Romo hit the broadcasting world with the subtlety of an asteroid smacking Manhattan. Lauded almost immediately as the greatest color commentator of our time, the bigger question is how Romo will manage to top himself as the career unfolds. He appears up to the task, seeing plays before the snap and dropping macro/micro observations that leave lesser player-turned-analyst types wholly exposed. His enthusiasm for the game is genuine, immense and magnetic. DO I LIKE FOOTBALL ENOUGH? is a question I ask myself with an ounce of guilt while watching Romo melt into a puddle over a draw play in the second quarter of a Week 3 game between the Titans and Colts.
His rapid rise begs another question: Why can't others equally shine? Romo's 10,000 hours spent playing football allow him to teach CBS viewers what they'll never see on their own. The next guy goes from field to booth and offers little more than cliché bombs, unable to communicate what he's learned as a player. It helps to have the consistently smooth Nantz by his side as an expert-level table-setter, but who knows? Romo might thrive in the play-by-play seat, too.
Pat Summerall and John Madden
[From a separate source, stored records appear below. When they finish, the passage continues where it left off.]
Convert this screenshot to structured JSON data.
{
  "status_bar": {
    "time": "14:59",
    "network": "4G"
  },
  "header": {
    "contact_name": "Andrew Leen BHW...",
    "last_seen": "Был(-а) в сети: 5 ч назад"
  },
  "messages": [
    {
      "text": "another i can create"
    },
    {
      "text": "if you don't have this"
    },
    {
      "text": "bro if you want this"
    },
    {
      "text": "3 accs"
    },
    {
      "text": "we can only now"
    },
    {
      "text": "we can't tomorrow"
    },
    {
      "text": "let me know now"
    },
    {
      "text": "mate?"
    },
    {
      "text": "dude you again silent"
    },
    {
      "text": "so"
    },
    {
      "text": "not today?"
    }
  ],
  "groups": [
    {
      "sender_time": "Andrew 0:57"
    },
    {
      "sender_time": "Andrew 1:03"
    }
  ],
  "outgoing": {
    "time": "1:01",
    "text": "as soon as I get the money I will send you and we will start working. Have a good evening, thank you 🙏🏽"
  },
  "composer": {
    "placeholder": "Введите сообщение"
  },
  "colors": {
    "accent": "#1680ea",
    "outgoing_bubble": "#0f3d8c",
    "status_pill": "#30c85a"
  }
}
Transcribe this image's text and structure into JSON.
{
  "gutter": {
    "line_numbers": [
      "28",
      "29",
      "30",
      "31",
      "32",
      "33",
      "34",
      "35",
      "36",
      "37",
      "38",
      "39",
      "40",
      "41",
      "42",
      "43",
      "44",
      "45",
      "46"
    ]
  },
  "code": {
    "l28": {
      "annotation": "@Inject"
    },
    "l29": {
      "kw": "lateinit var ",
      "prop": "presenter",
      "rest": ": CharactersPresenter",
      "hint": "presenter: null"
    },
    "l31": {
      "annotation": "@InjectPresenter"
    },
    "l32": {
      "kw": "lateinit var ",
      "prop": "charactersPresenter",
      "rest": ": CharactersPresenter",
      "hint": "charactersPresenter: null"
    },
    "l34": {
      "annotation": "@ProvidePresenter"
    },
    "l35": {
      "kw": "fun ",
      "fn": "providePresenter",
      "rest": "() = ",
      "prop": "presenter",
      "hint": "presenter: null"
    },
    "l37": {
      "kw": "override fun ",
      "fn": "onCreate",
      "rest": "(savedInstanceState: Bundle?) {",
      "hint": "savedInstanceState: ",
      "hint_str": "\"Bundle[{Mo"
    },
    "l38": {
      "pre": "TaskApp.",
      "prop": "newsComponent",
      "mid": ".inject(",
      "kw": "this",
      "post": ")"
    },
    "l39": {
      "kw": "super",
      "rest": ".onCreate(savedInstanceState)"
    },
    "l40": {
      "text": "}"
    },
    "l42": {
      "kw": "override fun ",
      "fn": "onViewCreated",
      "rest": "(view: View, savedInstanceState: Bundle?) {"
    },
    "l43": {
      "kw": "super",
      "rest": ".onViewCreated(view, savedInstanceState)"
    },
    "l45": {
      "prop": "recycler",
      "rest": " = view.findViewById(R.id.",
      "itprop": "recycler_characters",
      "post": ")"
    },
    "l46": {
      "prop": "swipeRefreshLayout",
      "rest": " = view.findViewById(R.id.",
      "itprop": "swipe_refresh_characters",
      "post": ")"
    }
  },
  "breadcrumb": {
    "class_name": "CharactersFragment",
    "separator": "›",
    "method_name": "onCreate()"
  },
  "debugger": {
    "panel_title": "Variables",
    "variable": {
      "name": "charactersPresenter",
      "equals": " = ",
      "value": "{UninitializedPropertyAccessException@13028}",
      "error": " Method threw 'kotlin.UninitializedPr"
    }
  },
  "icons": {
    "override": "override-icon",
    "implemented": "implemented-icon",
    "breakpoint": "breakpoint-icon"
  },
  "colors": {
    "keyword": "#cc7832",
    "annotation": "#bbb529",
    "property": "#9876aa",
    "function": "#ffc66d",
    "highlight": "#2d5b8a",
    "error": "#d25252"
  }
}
Just say the words ... Madden and Summerall ... and I'm flooded with mental snapshots of lounging in our family room watching ancient wars of the NFC East. I can smell the takeout pizza my father picked up at halftime. The fireplace crackling. Summerall with his "Southern-honeyed bass" describing a Joe Morris carry off tackle; Madden piping in with effusive praise for Mark Bavaro's soul-shuddering block of Dexter Manley.
What's lost on the younger person who knows Madden more intimately as a must-have for Xbox: He was the finest brand of teacher. The legendary ex-Raiders coach -- like Romo above -- was able to communicate the wisdom he accrued. Those lessons were handed down with a zeal for the Xs and Os and detectable adoration for the players and coaches whose stories he told during 30 years of broadcasting. Madden worked with a host of luminaries including Vin Scully and Al Michaels, but Summerall always felt like home.